The film follows Irisz Leiter (Juli Jakab), a young woman who left Trieste, Italy with hopes of securing a job at an illustrious millinery in the rapidly modernizing city of Budapest. The millinery uncoincidentally bears her surname because it once belonged to her parents, who died in a mysterious fire. Orphaned at the age of two, Irisz seeks connection with this establishment as it is her parents’ only legacy. After being effectively shooed from the millinery by the suspicious new owner Oszkár Brill (Vlad Ivanov), Irisz learns that she might have a brother from a sleazy coachman. Irisz takes this lead and begins a relentless pursuit of the truth about her family history.
It’s obvious that tremendous craftsmanship is behind this film. Set in 1913, every painstaking detail put into the costumes and the sets is beautiful and immerses the viewer in the world of a bygone Budapest. Nemes shows this city through the innocent civilian eyes of Irisz, also removing the oft-seen male soldier perspective that dominates the war genre.
Despite the exquisite costuming and set design, however, the story itself is not up to par. For all the attention given to establishing a period aesthetic, it’s unfortunate Nemes sacrificed a rich story in the process.
The narrative is decorated with gaping holes, boring plot points and a graphic rape scene that could have been removed from the film entirely. While Irisz’s journey sounds emotional at its surface, she lacks any agency as a character. Most of the movie consists of her only being told where to go and the running thread of finding her family soon loses any emotional resonance because of its poor execution. What is even more disappointing is the eventual meeting between Irisz and her brother is just as underwhelming as the buildup to it. Irisz learns her brother is widely despised and feared because he has spearheaded a rebellion against their family millinery. What began as an intimate quest for kinship clumsily morphs into a crusade to expose the deceit and corruption of their family’s former hat shop, but even those secrets are not entirely made clear by the end.

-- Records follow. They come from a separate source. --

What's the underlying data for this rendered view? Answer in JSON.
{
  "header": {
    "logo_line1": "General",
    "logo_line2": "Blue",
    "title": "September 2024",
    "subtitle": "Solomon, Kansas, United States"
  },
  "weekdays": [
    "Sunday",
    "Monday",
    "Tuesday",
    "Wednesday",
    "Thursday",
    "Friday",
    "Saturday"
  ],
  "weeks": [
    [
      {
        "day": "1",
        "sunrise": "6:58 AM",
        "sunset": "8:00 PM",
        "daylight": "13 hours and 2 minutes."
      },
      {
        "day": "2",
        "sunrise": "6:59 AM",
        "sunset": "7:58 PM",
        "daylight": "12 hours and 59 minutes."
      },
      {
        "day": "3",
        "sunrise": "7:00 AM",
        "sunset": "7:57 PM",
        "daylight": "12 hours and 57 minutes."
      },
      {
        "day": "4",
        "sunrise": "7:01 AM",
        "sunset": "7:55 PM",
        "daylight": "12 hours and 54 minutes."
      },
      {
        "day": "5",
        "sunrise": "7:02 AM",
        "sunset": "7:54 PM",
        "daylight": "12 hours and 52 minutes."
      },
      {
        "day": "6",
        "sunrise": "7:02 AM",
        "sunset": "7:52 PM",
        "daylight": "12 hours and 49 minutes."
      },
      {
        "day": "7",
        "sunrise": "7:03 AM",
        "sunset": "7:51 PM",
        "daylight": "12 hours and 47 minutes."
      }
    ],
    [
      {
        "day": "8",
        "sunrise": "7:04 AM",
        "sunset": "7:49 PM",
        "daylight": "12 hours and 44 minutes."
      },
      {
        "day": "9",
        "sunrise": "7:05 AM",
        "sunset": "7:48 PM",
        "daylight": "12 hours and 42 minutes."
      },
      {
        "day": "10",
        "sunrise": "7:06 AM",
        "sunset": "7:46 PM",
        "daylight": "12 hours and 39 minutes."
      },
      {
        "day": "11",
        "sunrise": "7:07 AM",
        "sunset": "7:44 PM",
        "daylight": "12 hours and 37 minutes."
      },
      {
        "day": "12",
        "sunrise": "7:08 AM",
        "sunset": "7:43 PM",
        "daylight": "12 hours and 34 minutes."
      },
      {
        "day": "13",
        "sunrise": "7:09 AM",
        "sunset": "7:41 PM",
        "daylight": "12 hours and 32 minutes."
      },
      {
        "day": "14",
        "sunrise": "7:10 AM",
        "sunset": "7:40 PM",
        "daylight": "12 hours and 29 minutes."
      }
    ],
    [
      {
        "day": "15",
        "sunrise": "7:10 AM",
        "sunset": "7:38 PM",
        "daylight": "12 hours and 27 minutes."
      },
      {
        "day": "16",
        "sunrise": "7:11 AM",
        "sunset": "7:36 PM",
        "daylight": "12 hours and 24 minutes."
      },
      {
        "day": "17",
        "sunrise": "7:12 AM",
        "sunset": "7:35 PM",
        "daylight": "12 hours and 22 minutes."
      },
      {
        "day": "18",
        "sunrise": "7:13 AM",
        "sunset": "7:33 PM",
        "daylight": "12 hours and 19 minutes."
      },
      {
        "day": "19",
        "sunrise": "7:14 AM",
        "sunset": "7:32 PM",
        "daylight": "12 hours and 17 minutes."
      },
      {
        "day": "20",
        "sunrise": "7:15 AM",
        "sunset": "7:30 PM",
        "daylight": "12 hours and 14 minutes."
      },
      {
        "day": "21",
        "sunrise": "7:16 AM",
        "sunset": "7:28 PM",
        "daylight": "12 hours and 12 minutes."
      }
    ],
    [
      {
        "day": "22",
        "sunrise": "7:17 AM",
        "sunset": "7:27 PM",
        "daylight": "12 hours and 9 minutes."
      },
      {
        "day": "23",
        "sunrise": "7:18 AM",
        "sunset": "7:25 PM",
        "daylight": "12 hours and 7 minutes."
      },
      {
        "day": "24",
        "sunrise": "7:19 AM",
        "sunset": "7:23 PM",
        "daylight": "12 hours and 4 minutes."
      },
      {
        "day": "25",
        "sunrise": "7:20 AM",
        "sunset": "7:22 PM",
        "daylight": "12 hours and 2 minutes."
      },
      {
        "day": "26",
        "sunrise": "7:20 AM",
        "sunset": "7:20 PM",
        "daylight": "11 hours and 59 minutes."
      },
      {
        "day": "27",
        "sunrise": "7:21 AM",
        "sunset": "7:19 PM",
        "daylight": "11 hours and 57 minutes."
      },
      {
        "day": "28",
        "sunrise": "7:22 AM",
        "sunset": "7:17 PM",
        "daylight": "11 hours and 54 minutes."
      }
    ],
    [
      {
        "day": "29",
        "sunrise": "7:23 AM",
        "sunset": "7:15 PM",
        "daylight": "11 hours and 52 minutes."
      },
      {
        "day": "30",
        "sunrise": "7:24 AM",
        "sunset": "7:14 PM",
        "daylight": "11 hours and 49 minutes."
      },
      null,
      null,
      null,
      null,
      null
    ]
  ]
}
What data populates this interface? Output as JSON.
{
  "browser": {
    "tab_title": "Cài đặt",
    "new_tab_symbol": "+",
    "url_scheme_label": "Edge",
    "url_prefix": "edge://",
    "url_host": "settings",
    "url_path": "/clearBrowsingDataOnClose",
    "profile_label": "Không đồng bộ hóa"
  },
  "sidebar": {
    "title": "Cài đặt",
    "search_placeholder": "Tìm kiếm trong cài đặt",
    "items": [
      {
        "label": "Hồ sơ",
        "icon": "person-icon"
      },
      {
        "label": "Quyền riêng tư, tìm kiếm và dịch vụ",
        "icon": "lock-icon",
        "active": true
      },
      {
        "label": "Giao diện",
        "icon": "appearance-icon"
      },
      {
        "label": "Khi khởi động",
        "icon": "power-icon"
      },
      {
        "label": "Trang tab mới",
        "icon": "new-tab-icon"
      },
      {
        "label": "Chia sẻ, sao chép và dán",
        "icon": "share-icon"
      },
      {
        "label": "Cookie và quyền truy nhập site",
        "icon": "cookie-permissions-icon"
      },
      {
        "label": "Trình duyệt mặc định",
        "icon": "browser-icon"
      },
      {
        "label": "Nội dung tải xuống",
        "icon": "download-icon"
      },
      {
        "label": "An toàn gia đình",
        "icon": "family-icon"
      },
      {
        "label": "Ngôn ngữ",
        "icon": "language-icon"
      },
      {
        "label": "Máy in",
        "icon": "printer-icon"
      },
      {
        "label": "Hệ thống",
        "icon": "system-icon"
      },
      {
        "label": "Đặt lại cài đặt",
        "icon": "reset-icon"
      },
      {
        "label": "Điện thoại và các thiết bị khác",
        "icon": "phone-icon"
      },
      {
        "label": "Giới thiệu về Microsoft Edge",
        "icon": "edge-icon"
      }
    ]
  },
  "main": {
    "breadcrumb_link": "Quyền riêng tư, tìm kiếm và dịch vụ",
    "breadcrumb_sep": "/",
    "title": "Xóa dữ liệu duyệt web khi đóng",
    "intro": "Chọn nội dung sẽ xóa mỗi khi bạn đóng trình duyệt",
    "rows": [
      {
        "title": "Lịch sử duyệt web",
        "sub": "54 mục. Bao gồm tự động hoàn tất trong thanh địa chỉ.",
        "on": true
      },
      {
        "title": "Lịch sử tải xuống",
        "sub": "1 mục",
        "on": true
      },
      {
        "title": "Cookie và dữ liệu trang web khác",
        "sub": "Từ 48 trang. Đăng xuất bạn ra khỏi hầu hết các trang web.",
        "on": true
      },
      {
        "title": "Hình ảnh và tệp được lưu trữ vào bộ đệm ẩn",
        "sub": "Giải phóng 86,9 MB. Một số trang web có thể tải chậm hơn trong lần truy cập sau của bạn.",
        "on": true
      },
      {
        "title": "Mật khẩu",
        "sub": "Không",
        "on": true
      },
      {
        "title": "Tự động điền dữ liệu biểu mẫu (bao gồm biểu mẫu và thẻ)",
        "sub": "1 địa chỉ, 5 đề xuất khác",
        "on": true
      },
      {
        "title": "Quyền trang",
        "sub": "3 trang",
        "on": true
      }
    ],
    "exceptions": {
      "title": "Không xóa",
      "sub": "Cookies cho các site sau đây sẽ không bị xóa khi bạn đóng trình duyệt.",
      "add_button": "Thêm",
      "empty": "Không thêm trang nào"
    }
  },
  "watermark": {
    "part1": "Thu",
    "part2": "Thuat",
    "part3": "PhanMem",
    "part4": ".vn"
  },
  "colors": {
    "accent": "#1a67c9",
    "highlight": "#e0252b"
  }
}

It is undeniable that the film had a lot of potential because of its immersion into the time period and fresh perspective that deviates from the norm associated with a period or war film. Nemes leans too far into the frankly bizarre, corrupt hat shop idea and squanders an opportunity to say something meaningful about the time period in which his film is set. Apart from a cheap final tracking shot of the World War I trenches, Nemes fails to place “Sunset” within a larger political or social discourse. Spectators are held at a shallow focus, prevented from seeing beyond the brim of a fedora.